Fig. 6.
figure 6

Examples of image modes and their neighbors in the graph. For each reference image (left), we show the corresponding image neighbors in the kNN graph on its right.

For visualization purposes, we seek the modes following a random walk technique [13]: we first iteratively compute the stationary distribution of the walk, (i.e. the probability of each node to be visited during the random walk) and then consider as modes each local maximum of the stationary probability in the graph. We find on the order of 3,000 such maxima. Figure 6 depicts a sample of these maxima as well as their closest neighbors. We believe that these results are representative of the typical quality of the found neighbors, except that, for privacy reasons, we do not show the numerous modes corresponding to faces, of which we found many including specialized modes of “pairs of persons”, “clusters of more than two persons” or “baby faces”.

6 Conclusion
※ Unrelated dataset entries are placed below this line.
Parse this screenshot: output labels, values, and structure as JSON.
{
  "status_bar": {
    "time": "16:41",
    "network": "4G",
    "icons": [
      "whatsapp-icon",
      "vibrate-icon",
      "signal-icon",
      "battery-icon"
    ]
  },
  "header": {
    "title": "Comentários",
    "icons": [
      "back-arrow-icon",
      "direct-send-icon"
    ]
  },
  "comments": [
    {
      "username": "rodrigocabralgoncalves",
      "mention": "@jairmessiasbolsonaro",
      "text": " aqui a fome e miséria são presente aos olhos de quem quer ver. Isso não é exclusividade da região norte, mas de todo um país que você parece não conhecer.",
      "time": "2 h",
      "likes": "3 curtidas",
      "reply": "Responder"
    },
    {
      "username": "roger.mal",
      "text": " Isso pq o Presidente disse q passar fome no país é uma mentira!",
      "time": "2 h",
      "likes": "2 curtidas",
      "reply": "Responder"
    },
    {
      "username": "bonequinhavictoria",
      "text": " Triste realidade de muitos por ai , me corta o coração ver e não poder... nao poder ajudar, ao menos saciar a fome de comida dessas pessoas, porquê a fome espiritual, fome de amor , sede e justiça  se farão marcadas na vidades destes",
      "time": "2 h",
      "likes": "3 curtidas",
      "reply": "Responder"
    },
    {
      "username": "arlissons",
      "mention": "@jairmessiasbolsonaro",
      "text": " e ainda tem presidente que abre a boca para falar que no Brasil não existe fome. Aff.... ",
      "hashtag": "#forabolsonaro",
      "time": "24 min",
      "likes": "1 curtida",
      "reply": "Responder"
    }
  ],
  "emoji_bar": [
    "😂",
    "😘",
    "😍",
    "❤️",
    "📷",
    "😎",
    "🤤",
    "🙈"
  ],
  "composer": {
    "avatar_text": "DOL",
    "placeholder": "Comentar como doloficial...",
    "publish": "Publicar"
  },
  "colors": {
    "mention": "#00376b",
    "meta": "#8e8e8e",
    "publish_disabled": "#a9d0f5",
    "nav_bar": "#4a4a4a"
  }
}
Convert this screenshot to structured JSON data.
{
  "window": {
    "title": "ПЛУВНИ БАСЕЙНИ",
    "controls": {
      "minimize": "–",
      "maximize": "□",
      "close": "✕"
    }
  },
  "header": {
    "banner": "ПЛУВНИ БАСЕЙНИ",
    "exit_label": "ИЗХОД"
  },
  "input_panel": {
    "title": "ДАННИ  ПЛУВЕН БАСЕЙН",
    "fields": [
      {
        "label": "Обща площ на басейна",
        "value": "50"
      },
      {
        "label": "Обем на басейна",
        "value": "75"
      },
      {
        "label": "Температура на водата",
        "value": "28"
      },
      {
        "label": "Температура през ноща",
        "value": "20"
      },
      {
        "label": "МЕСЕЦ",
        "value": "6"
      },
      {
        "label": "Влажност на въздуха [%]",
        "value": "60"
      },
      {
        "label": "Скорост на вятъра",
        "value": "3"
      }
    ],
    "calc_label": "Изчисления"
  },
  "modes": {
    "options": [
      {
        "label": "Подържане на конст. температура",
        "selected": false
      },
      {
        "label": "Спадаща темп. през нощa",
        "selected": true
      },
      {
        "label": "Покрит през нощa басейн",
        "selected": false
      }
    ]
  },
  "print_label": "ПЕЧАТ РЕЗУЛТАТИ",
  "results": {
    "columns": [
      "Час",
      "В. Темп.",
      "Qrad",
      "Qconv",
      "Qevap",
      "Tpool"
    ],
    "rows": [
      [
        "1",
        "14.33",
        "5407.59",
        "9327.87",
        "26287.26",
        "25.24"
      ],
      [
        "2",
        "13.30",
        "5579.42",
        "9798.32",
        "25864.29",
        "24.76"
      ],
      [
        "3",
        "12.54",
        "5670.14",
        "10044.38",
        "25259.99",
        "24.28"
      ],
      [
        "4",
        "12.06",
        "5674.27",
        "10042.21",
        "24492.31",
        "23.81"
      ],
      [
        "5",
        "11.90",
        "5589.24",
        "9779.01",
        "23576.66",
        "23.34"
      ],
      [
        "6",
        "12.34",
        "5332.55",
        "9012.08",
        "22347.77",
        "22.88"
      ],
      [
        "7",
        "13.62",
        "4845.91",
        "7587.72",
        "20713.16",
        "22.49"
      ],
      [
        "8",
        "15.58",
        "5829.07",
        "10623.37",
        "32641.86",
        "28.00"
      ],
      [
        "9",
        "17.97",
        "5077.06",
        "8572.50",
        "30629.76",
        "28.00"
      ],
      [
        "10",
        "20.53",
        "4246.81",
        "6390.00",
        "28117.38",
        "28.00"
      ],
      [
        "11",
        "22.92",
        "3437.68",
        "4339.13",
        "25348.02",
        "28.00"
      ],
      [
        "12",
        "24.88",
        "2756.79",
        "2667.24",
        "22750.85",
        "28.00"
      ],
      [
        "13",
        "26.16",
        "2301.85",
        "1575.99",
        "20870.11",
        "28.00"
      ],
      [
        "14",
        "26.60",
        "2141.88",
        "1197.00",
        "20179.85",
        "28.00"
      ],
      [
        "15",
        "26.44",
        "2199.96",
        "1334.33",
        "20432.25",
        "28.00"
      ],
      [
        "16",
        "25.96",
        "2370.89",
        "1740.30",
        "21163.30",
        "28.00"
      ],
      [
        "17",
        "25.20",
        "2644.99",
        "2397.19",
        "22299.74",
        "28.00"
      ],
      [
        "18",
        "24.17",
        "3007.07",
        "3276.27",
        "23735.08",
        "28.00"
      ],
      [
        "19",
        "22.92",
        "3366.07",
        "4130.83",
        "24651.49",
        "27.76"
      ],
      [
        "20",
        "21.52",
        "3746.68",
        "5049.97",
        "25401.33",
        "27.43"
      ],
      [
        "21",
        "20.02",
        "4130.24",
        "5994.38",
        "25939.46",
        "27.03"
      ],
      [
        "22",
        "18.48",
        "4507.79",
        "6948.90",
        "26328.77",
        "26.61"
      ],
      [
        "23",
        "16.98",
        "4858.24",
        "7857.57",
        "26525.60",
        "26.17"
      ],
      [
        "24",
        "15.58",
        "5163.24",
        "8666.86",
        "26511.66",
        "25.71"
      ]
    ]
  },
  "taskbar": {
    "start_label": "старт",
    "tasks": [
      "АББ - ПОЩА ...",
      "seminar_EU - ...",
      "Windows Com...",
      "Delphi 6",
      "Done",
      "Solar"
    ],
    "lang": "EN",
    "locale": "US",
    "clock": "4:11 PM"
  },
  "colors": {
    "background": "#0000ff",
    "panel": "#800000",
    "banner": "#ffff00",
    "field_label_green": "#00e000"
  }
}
In this work, we introduced polysemous codes, i.e., codes that can be interpreted both as binary codes and as product quantization codes. These complementary views are exploited for very large-scale indexing in a simple two-stage process that first involves filtering-out the majority of irrelevant indexes using the fast Hamming distance on binary codes, and then re-ordering the short list of candidates using the more precise but also slower asymmetric distance on PQ codes. This yields a competitive indexing scheme that combines the best of both worlds: its speed is comparable to that of pure binary techniques and its accuracy matches that of PQ.